I went old school and drew out plans on a sheet of shelf paper. Your plans are behind on the wall for reference. The upper part of the frame is made from some tongue and grooved pine left over from a friends ceiling project.
I did a dry assembly with drywall screws to make certain that everything was going to line up ok. The Gilliom shaft was too long and I cut it later.
I made an assembly jig out of plywood so everything would lay flat and I'd have room for the clamps. I also used the drywall screws from the dry assembly to line things up. There were small irregularities in the thickness of the pine that gave me a few hassles. If I'd thought of it I would would have run everything though the thickness sander first. But it all worked out ok anyway.
I put a blade on with a little tension to get the bearings on in the right place. The shaft had to be square to the frame and the back of the blade running straight with the vertical part of the frame. I also checked the location of the lower blade guide so there would be the correct clearance between the frame and the blade. That determined how much of the shaft would need to be cut off.

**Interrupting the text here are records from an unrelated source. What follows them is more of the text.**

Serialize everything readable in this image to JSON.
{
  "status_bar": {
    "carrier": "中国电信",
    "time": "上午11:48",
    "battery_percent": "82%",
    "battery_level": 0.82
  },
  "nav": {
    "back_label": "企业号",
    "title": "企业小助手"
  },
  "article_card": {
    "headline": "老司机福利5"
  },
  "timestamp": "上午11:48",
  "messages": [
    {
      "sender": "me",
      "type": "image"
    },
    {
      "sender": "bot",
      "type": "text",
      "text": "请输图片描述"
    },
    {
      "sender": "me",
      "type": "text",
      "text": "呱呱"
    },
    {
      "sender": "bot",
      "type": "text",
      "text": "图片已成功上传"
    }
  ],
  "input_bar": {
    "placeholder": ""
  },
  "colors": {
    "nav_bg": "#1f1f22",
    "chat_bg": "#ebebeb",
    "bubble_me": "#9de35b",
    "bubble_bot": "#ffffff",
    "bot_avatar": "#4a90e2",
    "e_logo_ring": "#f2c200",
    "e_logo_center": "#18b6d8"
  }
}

I widened the front of the saw to give more support to the bolt on table. I wanted to be able to remove the table and bolt on a sawmill sled similar to the one Rudolf Baumueller has on his saw.
There was discussion in the Gilliom builders group a while back about adding a spring to the upper wheel adjuster. The thought was that if you eliminate the natural flex that the old saw had it would be good to add a spring. This made sense to me so I bought a spring from Grizzly. It's the same spring they use on several of their bandsaws in this size range and it seems to be doing the job. It does make the wing nuts on the tensioner obsolete. If I were to tighten them now it would lock the vertical position.
The belt guard is held on with wing nuts on three pieces of 1/4" all-thread that I threaded into 3/16" holes.
The switch is in place ready to wire and the saw is ready to have the wheels put on. The hanger bolts and wing nuts that hold the doors closed are from the old Gilliom saw. The 3/4" X 4" pine wheel surround is attached with glue and 3" deck screws countersunk a couple inches into the edge of the pine. The motor is 1 1/2 HP 3450 rpm. Gilliom cautioned against using more than a 3/4 HP 1725 rpm motor but with the extra frame stiffness this saw handles the bigger motor fine.
The Gilliom ran at 2000 blade feet per minute. Jim Wheeler over at the Gilliom builder's yahoo group did the calculation and figures this saw at 3300 fpm. A major improvement!
I'm also pushing the old design with a wider blade. Gilliom maxed out with a 1/2" blade and I'm running a 3/4" blade. This is pushing the design of the Gilliom blade guides but since the 3/4" blade is much thicker and stiffer it seems to be working.
The underside of the bolt-on table. Hinges, tilt mechanism and aluminium stiffener are all from the old Gilliom saw. The aluminium was the back guide for a fence and stuck out 3" past the edge of the table. I still have the parts to build the fence but since they've been sitting around for almost 40 years it's probably not happening. I was tired of bumping into the aluminium so I set it back even with the table edge.
The table bolted onto the saw. The piece of hardwood in front is the "stiffener" from the old saw. The notch cut in the top was for clearance for a piece of hardwood that stiffened the table. Gilliom suggested using a sink cutout for the table which I did on the original saw. It gave a nice smooth Formica surface and I kind of miss it. Gilliom has the tightening knob in front but on this saw I moved it to the back so it wouldn't interfere with the lower door.
I'm told the Gilliom company still exists, but they have absolutely no web presence, so it's hard to be sure. The kit wasn't that cheap, and with cheap import bandsaws, I think the kit is much less attractive. Though, if you can build a bandsaw without a kit from scratch, that changes the equation again.
More about Gilliom manufacturing
Jim Wheeler's Gilliom
More reader built
bandsaw with sawmill sled